Follow the Canadian Oxford Dictionary, which is the authority for CP spelling.
- centre (not center, unless part of a proper name, usually a US organization) in past tense is spelled centred
- per cent (two words, not percent or % in text)
- focused, focusing (not focussed, focussing)
- program (not programme)
- University (cap "U" when referring to York)
The following includes words from the Canadian Oxford Dictionary and CP Stylebook with troublesome spellings. Also included are some academic words often used at York University.
rarely used (See Alumni
most commonly used (See Alumni
not "bachelors’ degrees", and not capitalized
board or board of governors
when used as a verb, as in "I will carry forward this item to the next meeting."
when used as a noun, as in "Place this carryforward in column three."
in past tense, centred
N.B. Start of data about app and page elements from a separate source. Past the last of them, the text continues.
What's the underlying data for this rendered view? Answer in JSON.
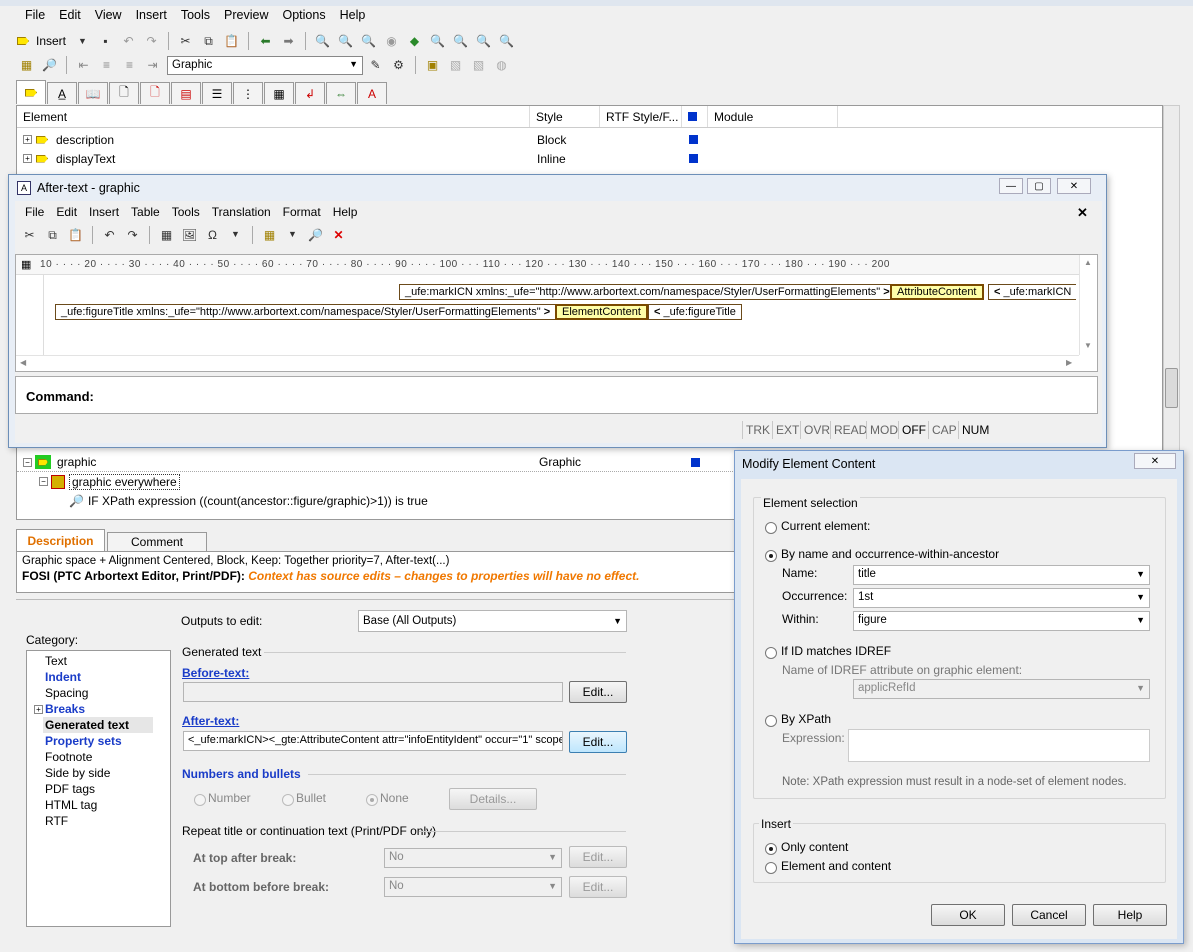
{
  "menu": [
    "File",
    "Edit",
    "View",
    "Insert",
    "Tools",
    "Preview",
    "Options",
    "Help"
  ],
  "toolbar": {
    "insert_label": "Insert",
    "style_combo": "Graphic"
  },
  "grid": {
    "headers": [
      "Element",
      "Style",
      "RTF Style/F...",
      "Module"
    ],
    "rows_top": [
      {
        "name": "description",
        "style": "Block"
      },
      {
        "name": "displayText",
        "style": "Inline"
      }
    ],
    "graphic_row": {
      "name": "graphic",
      "style": "Graphic"
    },
    "context_row": "graphic everywhere",
    "condition_row": "IF XPath expression ((count(ancestor::figure/graphic)>1)) is true"
  },
  "after_text_window": {
    "title": "After-text - graphic",
    "menu": [
      "File",
      "Edit",
      "Insert",
      "Table",
      "Tools",
      "Translation",
      "Format",
      "Help"
    ],
    "ruler": "10 · · · · 20 · · · · 30 · · · · 40 · · · · 50 · · · · 60 · · · · 70 · · · · 80 · · · · 90 · · · · 100 · · · 110 · · · 120 · · · 130 · · · 140 · · · 150 · · · 160 · · · 170 · · · 180 · · · 190 · · · 200",
    "line1_tag": "_ufe:markICN xmlns:_ufe=\"http://www.arbortext.com/namespace/Styler/UserFormattingElements\"",
    "line1_content": "AttributeContent",
    "line1_end": "_ufe:markICN",
    "line2_tag": "_ufe:figureTitle xmlns:_ufe=\"http://www.arbortext.com/namespace/Styler/UserFormattingElements\"",
    "line2_content": "ElementContent",
    "line2_end": "_ufe:figureTitle",
    "command_label": "Command:",
    "status": [
      "TRK",
      "EXT",
      "OVR",
      "READ",
      "MOD",
      "OFF",
      "CAP",
      "NUM"
    ]
  },
  "desc_tabs": [
    "Description",
    "Comment"
  ],
  "description": {
    "line1": "Graphic space + Alignment Centered, Block, Keep: Together priority=7, After-text(...)",
    "line2_bold": "FOSI (PTC Arbortext Editor, Print/PDF):",
    "line2_warn": "Context has source edits – changes to properties will have no effect."
  },
  "category": {
    "label": "Category:",
    "items": [
      "Text",
      "Indent",
      "Spacing",
      "Breaks",
      "Generated text",
      "Property sets",
      "Footnote",
      "Side by side",
      "PDF tags",
      "HTML tag",
      "RTF"
    ]
  },
  "props": {
    "outputs_label": "Outputs to edit:",
    "outputs_value": "Base (All Outputs)",
    "generated_text": "Generated text",
    "before_label": "Before-text:",
    "after_label": "After-text:",
    "after_value": "<_ufe:markICN><_gte:AttributeContent attr=\"infoEntityIdent\" occur=\"1\" scope",
    "edit": "Edit...",
    "numbers_label": "Numbers and bullets",
    "number": "Number",
    "bullet": "Bullet",
    "none": "None",
    "details": "Details...",
    "repeat_label": "Repeat title or continuation text (Print/PDF only)",
    "top_label": "At top after break:",
    "bottom_label": "At bottom before break:",
    "no": "No"
  },
  "dialog": {
    "title": "Modify Element Content",
    "selection_group": "Element selection",
    "current": "Current element:",
    "by_name": "By name and occurrence-within-ancestor",
    "name_label": "Name:",
    "name_value": "title",
    "occ_label": "Occurrence:",
    "occ_value": "1st",
    "within_label": "Within:",
    "within_value": "figure",
    "idref": "If ID matches IDREF",
    "idref_name_label": "Name of IDREF attribute on graphic element:",
    "idref_value": "applicRefId",
    "by_xpath": "By XPath",
    "expression": "Expression:",
    "note": "Note: XPath expression must result in a node-set of element nodes.",
    "insert_group": "Insert",
    "only_content": "Only content",
    "elem_content": "Element and content",
    "ok": "OK",
    "cancel": "Cancel",
    "help": "Help"
  }
}
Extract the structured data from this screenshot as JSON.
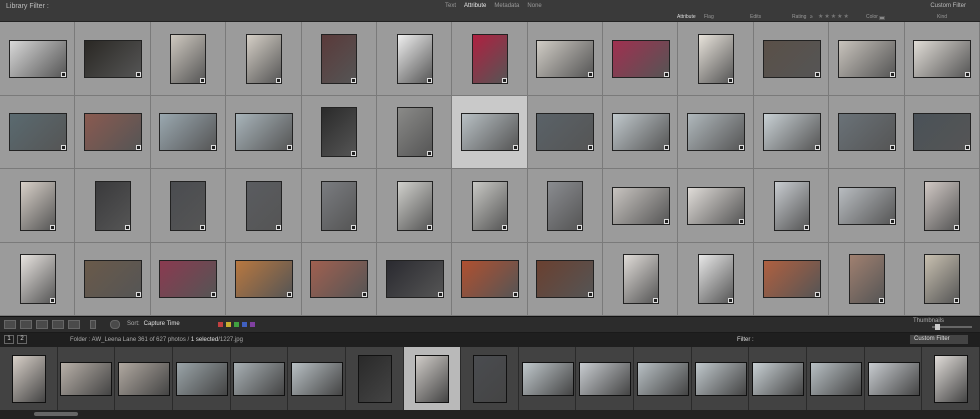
{
  "library_filter": {
    "title": "Library Filter :",
    "tabs": [
      "Text",
      "Attribute",
      "Metadata",
      "None"
    ],
    "active_tab": "Attribute",
    "preset": "Custom Filter",
    "attribute_label": "Attribute",
    "flag_label": "Flag",
    "edits_label": "Edits",
    "rating_label": "Rating",
    "rating_op": "≥",
    "rating_stars": "★★★★★",
    "color_label": "Color",
    "kind_label": "Kind",
    "colors": [
      "#c04040",
      "#c8b030",
      "#40a040",
      "#4060c0",
      "#8040a0",
      "#888888"
    ]
  },
  "grid": {
    "columns": 13,
    "rows": [
      [
        "#d8d8d8",
        "#2a2824",
        "#cfc9c0",
        "#d5cfc6",
        "#5a3a3a",
        "#efefef",
        "#b02040",
        "#d0ccc5",
        "#a03050",
        "#e8e3db",
        "#5a5048",
        "#c8c3bc",
        "#e0dcd6"
      ],
      [
        "#5a6a70",
        "#8a5a50",
        "#9aa8b0",
        "#a8b4ba",
        "#2a2a2a",
        "#8a8a88",
        "#b8c0c4",
        "#5a6268",
        "#c0c8cc",
        "#b0b8bc",
        "#c8d0d4",
        "#6a7278",
        "#4a5258"
      ],
      [
        "#d8d0c8",
        "#3a3a3c",
        "#4a4c50",
        "#5a5c60",
        "#7a7c80",
        "#d0d0cc",
        "#c8c8c4",
        "#8a8c90",
        "#c8c4c0",
        "#e0dcd8",
        "#c8ccd0",
        "#b8bcc0",
        "#d0c8c4"
      ],
      [
        "#e8e4e0",
        "#6a5a4a",
        "#8a3a50",
        "#b87840",
        "#a06050",
        "#2a2a30",
        "#b05030",
        "#6a4030",
        "#e0dcd8",
        "#e8e8e8",
        "#b06040",
        "#a08070",
        "#c8c0b0"
      ]
    ],
    "orientation": [
      [
        "l",
        "l",
        "p",
        "p",
        "p",
        "p",
        "p",
        "l",
        "l",
        "p",
        "l",
        "l",
        "l"
      ],
      [
        "l",
        "l",
        "l",
        "l",
        "p",
        "p",
        "l",
        "l",
        "l",
        "l",
        "l",
        "l",
        "l"
      ],
      [
        "p",
        "p",
        "p",
        "p",
        "p",
        "p",
        "p",
        "p",
        "l",
        "l",
        "p",
        "l",
        "p"
      ],
      [
        "p",
        "l",
        "l",
        "l",
        "l",
        "l",
        "l",
        "l",
        "p",
        "p",
        "l",
        "p",
        "p"
      ]
    ],
    "selected": {
      "row": 1,
      "col": 6
    }
  },
  "toolbar": {
    "sort_label": "Sort:",
    "sort_value": "Capture Time",
    "thumbnails_label": "Thumbnails",
    "label_colors": [
      "#c04040",
      "#c8b030",
      "#40a040",
      "#4060c0",
      "#8040a0"
    ]
  },
  "filmstrip_header": {
    "monitor_1": "1",
    "monitor_2": "2",
    "folder": "Folder : AW_Leena Lane",
    "count": "361 of 627 photos /",
    "selected": "1 selected",
    "file": "/1227.jpg",
    "filter_label": "Filter :",
    "filter_preset": "Custom Filter"
  },
  "filmstrip": {
    "colors": [
      "#d8d0c8",
      "#b8b0a8",
      "#b0a8a0",
      "#9aa4a8",
      "#a8b0b4",
      "#b8c0c4",
      "#2a2a2a",
      "#d0ccc8",
      "#4a4c50",
      "#c0c8cc",
      "#c8ccd0",
      "#b8c0c4",
      "#c0c8cc",
      "#c8d0d4",
      "#b8c0c4",
      "#c8ccd0",
      "#e0dcd8"
    ],
    "orientation": [
      "p",
      "l",
      "l",
      "l",
      "l",
      "l",
      "p",
      "p",
      "p",
      "l",
      "l",
      "l",
      "l",
      "l",
      "l",
      "l",
      "p"
    ],
    "selected": 7
  }
}
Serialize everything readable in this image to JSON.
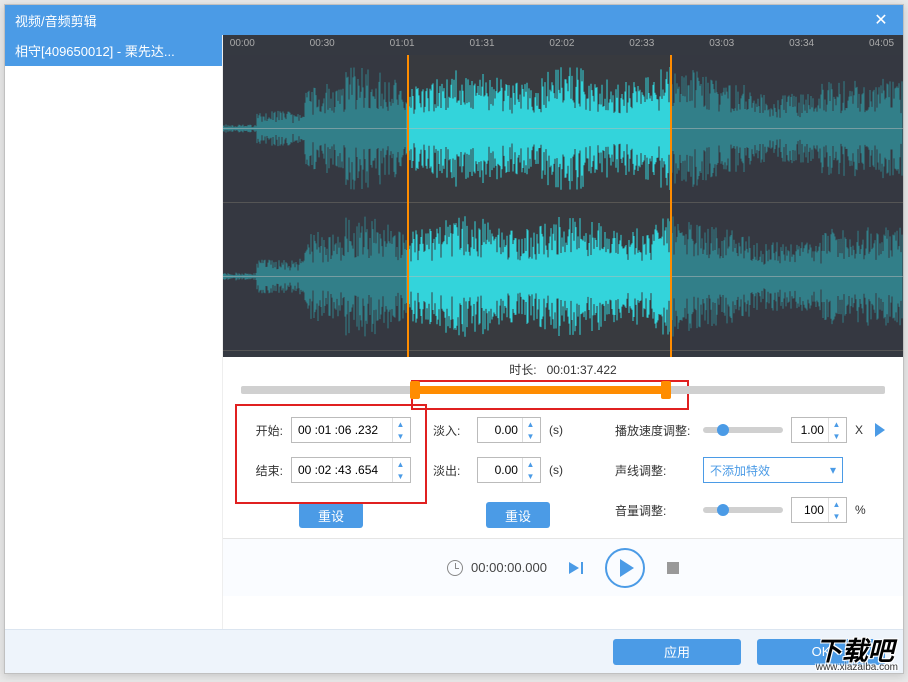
{
  "window": {
    "title": "视频/音频剪辑"
  },
  "sidebar": {
    "file_name": "相守[409650012] - 栗先达..."
  },
  "ruler": {
    "ticks": [
      "00:00",
      "00:30",
      "01:01",
      "01:31",
      "02:02",
      "02:33",
      "03:03",
      "03:34",
      "04:05"
    ]
  },
  "duration": {
    "label": "时长:",
    "value": "00:01:37.422"
  },
  "selection": {
    "start_pct": 27,
    "end_pct": 66
  },
  "trim": {
    "start_label": "开始:",
    "start_value": "00 :01 :06 .232",
    "end_label": "结束:",
    "end_value": "00 :02 :43 .654",
    "reset_label": "重设"
  },
  "fade": {
    "in_label": "淡入:",
    "in_value": "0.00",
    "out_label": "淡出:",
    "out_value": "0.00",
    "unit": "(s)",
    "reset_label": "重设"
  },
  "adjust": {
    "speed_label": "播放速度调整:",
    "speed_value": "1.00",
    "speed_suffix": "X",
    "speed_slider_pct": 18,
    "voice_label": "声线调整:",
    "voice_value": "不添加特效",
    "volume_label": "音量调整:",
    "volume_value": "100",
    "volume_suffix": "%",
    "volume_slider_pct": 18
  },
  "player": {
    "time": "00:00:00.000"
  },
  "footer": {
    "apply": "应用",
    "ok": "OK"
  },
  "watermark": {
    "main": "下载吧",
    "sub": "www.xiazaiba.com"
  }
}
a verb, as in "she will chair the meeting"
college is capitalized when referring to a specific college in first reference (See Capitalization
Dean of Arts John Bourstin
in first reference
meaning "for example"
Use a comma before the abbreviation but not after.
(See EMERITUS section.)
enrol, enrolled, enrolling
not insure (except when referring to insurance)
meaning "and so on"
Do not use a comma before the abbreviation.
as in a group of professors, the professoriate
as in an academic division, the Faculty of Pure and Applied Science (See Capitalization
When referring to an academic Fellow, a Fellow of the Royal Society etc. (See Capitalization
as an adverb, e.g. She works here full time. (modifies a verb or sentence)
as an adjective, e.g. He is a full-time student. (modifies a noun)
no hyphen, upper case only when it precedes name
lower case in subsequent references and in general use without a name
put in italics, indicating Latin words (See Italics
meaning "that is to say"
Do not use a comma after the abbreviation.
in regard to
not ‘in regards to’
plural noun and adjective
singular noun and adjective
noun as in "a pencil lead"
verb, present tense of "to lead"
verb, past tense of "to lead"
not a synonym for English (there are many different types of literature)
in general terms, or in subsequent reference
as in the Scott Library, capitalize on first reference with full name
noun (as in driver’s licence, fishing licence)
verb (to grant a permit to, to authorize the use of, as in, he is licensed as a chiropractor, the restaurant is licensed to serve alcohol)
with hyphen, upper case only when it precedes a name
not "masters’ degrees", and not capitalized
no period -- It is not an abbreviation for anything.
write one through nine as words, depict 10 and up as figures (See Numbers
Osgoode Hall Law School
on first reference. In subsequent references use Osgoode or the law school. (Don’t use Osgoode Hall -- it confuses the school with the court in downtown Toronto.)
as an adverb, e.g. She works here part time. (modifies a verb or sentence) part-timeas an adjective, e.g. He is a part-time student. (modifies a noun)
no periods, stands for doctor of philosophy
noun or adjective, meaning first in rank or importance, as in the principal of Glendon College, the principal investigator in the research project or the principal objective of the union
upper case only when followed by a name, as in Glendon College Principal Henri Deveau (See Capitalization
noun, meaning fundamental truth or law, as in the moral principle or she has no principles
note the absence of an "n"
Schulich School of Business
in second and subsequent references or general use. (See Capitalization
not theater (unless part of a proper name, esp. in the US)
referring to York University
referring to all others, or to universities in general (See Capitalization
University Board of Governors
use long form in text
use short form only in sports schedules and law cases
capitalize only when it precedes a name, as in Vice-President University Advancement Andrew Bourne
its (possessive pronoun)
The department cut its budget.
it's contraction / abbreviation for "it is")
It's going to be a busy semester.
actually means in the future, soon, or after a short time, as in "He will arrive presently." It means soon. It should not be used to mean now. (Use currently if you mean now.)
actually means to give or to render, as in "The claim entitles Native Canadians to fish on the land." This word should not be used in reference to a book, unless one is speaking of the author’s act of giving the book a name, as in "He decided to entitle his book, A Life in Progress." But the book is titled or called A Life in Progress.
in regard to
not ‘in regards to’
This is not a word. Please don’t use it. The word is regardless.